§ **Problem details**
Among the entries that follow, find every line with the word "Vairavimo" and list it.

§ **Given records**
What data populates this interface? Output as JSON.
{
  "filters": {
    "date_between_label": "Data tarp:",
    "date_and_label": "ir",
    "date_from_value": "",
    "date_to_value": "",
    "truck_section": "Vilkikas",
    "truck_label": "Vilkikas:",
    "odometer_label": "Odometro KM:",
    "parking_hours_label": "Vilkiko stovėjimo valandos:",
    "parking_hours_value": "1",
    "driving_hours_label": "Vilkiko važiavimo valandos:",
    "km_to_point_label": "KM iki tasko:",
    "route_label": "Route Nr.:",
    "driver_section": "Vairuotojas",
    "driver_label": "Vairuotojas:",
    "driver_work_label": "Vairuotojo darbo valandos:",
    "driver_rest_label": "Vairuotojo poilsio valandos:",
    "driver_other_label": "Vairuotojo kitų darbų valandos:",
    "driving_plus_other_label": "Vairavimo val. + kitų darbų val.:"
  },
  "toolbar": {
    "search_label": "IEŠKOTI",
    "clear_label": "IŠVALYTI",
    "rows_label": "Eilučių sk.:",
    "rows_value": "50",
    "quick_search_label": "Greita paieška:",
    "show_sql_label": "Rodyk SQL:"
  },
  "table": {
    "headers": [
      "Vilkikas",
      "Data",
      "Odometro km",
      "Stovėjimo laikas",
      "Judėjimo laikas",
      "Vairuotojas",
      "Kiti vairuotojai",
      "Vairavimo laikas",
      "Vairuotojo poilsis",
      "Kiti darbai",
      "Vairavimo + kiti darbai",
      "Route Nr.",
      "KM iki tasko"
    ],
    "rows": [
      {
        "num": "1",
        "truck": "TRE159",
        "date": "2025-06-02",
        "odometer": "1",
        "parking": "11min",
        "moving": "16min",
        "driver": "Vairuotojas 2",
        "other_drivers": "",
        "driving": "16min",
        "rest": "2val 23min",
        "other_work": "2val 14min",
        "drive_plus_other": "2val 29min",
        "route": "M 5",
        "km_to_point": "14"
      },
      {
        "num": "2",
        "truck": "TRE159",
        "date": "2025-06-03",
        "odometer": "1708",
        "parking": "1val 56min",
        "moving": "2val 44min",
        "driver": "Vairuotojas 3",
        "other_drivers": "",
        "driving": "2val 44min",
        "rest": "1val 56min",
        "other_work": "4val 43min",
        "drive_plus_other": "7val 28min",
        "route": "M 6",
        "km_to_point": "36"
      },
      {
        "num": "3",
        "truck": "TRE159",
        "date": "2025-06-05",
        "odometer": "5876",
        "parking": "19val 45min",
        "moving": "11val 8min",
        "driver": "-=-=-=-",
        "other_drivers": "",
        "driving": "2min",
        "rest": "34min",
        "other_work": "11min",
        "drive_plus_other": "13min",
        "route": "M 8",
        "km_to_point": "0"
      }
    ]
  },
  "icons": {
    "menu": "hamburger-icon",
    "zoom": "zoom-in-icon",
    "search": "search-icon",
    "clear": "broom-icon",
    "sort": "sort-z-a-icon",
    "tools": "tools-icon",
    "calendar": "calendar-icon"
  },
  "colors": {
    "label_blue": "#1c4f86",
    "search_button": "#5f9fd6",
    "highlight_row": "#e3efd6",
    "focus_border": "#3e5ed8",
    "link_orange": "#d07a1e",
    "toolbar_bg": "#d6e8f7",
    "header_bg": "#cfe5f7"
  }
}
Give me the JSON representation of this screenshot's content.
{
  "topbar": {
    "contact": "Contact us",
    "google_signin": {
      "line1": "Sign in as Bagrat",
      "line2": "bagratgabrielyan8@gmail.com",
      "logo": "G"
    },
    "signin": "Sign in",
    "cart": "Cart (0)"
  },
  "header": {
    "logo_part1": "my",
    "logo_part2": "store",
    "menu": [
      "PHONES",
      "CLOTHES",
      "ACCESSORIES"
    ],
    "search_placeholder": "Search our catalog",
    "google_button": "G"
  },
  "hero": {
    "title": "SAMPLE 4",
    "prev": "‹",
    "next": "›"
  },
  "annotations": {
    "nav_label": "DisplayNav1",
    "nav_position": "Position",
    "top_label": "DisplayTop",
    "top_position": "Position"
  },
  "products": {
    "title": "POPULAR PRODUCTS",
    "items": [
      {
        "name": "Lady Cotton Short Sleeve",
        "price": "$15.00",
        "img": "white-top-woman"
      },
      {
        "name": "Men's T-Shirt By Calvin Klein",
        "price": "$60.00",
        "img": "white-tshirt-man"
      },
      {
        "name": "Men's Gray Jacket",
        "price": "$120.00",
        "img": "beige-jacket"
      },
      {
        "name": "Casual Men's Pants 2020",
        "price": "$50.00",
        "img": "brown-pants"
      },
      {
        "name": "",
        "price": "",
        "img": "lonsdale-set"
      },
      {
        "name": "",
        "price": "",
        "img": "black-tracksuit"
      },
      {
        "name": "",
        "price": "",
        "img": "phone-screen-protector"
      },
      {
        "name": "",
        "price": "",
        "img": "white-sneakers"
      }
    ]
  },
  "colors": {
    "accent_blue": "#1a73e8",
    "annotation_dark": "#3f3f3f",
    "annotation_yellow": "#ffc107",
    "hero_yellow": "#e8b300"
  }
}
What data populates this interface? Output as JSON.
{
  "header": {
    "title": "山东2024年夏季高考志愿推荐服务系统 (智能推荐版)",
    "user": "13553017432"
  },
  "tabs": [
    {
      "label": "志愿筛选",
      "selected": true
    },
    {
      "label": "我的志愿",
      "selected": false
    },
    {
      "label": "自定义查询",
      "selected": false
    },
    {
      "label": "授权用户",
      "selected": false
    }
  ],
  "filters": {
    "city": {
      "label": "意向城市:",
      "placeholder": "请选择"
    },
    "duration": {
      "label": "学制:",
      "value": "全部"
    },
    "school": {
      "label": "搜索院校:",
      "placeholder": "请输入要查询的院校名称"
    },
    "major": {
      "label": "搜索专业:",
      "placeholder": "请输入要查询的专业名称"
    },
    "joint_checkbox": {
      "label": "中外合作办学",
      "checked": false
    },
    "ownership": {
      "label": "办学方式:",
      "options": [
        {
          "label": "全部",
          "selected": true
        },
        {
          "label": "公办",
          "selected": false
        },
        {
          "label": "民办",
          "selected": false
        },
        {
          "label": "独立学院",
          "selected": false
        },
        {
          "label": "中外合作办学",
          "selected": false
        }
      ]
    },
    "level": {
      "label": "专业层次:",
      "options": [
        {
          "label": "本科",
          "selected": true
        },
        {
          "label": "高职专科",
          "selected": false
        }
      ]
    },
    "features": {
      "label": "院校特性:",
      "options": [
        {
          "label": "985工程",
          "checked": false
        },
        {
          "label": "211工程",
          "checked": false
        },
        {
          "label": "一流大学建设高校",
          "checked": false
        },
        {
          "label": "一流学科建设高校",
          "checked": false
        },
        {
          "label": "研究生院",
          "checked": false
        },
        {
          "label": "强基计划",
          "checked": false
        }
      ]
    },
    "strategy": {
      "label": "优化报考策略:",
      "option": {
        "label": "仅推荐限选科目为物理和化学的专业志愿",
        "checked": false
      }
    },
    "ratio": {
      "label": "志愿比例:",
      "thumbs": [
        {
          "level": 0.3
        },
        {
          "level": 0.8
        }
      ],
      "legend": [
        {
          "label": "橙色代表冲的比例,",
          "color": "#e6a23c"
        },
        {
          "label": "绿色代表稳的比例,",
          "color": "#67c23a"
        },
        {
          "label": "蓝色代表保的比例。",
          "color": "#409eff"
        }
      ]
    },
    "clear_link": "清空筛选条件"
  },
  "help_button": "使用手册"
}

§ **Solution**
    "driving_plus_other_label": "Vairavimo val. + kitų darbų val.:"
      "Vairavimo laikas",
      "Vairavimo + kiti darbai",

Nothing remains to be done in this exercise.